Close reading: Andrea Long Chu
Females, a blend of manifesto, autobiography and satire, is a controversial new work of feminist writing. Because of its bold key argument – “everyone is female and everyone hates it” – the text has proved to be a controversial topic of discussion. Together with the author Persis Bekkering we will read this text in detail to find out if there might be a truth in this statement.
Reading, a lonely occupation?
Curling up with a good book is something you generally do on your own, right? But reading doesn’t have to be an individual, let alone lonely activity. Like our new ‘Leesclubdelecture’, this series of ‘Close Readings’ proves the opposite.
A ‘Close Reading’ is a reading club without any preparatory reading work. During a close reading a central guest reads excerpts from a work close to their heart. Together with this passionate moderator, a small group of participants dives into the text, discussing literary forms and political issues that matter today.
A satire of femininity
Drawing inspiration from a forgotten play by Valerie Solanas—the woman who wrote the SCUM Manifesto and shot Andy Warhol—Chu writes a satirical essay about a femininity in relation to a range of topics such as performance art, incels and porn.
Each step of the way, she defends the indefensible claim that femaleness is less a biological state and more a fatal existential condition that afflicts the entire human race— men, women, and everyone else.
A controversial text worth reading
Andrea Long Chu (1992) is an important young voice on topics like feminism and queerness. She has a large following on Twitter and is not shy to spread her controversial opinions. Females is Chu’s first book and has caused angry and shocked reactions.

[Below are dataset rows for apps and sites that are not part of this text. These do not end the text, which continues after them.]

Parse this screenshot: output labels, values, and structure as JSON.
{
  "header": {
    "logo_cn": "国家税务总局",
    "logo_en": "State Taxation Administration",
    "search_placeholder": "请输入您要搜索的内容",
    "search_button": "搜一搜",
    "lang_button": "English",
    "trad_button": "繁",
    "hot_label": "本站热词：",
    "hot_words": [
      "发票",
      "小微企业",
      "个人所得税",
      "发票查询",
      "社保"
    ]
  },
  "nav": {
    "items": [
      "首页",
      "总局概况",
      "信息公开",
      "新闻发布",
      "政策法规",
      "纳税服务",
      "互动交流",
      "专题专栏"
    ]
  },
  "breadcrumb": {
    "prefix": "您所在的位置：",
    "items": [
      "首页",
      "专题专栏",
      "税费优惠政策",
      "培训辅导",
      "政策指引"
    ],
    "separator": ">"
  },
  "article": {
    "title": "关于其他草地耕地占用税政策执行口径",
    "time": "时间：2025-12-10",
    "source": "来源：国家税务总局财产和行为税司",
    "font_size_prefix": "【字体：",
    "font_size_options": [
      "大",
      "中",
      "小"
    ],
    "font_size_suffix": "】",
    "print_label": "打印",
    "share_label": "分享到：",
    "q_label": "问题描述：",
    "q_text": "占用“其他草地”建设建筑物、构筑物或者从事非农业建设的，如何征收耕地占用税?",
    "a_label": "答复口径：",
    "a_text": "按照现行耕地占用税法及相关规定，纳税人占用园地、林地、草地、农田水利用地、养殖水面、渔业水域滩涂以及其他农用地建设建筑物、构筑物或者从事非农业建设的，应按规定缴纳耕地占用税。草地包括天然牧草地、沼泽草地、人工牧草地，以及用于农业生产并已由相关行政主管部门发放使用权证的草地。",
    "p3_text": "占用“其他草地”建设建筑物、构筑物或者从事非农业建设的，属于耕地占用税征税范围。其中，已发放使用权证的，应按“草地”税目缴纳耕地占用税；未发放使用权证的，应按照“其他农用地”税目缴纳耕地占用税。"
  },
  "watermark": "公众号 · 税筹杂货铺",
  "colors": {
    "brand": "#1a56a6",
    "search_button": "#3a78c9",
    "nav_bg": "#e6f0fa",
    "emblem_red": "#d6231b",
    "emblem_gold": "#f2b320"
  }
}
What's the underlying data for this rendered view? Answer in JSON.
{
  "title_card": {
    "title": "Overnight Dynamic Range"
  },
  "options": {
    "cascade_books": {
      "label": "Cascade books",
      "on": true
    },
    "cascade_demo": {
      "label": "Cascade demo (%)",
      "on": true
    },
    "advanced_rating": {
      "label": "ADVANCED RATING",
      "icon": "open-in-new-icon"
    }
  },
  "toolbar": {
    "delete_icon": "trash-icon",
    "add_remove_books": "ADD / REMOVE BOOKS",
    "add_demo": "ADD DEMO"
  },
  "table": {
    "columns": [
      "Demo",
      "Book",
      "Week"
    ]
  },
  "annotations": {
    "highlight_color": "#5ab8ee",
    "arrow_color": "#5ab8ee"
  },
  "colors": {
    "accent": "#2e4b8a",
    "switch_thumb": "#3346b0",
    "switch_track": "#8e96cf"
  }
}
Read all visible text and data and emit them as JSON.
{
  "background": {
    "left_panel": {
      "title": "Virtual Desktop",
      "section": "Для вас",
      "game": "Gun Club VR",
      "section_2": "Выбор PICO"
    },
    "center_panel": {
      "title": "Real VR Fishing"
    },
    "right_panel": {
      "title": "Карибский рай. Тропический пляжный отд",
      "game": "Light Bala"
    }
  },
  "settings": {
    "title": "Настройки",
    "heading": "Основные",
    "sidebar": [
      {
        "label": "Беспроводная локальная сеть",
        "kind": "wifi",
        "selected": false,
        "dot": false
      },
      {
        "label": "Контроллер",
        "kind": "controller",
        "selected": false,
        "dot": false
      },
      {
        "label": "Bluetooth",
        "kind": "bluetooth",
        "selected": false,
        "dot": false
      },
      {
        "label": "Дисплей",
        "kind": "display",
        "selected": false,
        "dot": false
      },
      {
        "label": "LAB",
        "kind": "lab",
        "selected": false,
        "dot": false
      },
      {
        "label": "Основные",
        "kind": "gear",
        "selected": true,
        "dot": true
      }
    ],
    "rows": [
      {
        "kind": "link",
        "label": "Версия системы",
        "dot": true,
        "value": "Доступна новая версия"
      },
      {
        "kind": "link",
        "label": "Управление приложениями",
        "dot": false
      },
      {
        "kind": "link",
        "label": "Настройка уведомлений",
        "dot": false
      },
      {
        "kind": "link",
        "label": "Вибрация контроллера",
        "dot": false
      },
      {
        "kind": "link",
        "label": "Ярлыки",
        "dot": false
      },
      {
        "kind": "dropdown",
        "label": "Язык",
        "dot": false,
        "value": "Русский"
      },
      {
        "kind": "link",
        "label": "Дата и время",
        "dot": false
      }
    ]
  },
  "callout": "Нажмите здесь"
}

Nevertheless, our moderator for this close reading, Persis Bekkering, will explain why we should read Females despite Chu’s unbelievable claim. Persis Bekkering is a Dutch author living Brussels and reviewed Chu’s book for the Dutch Review of Books.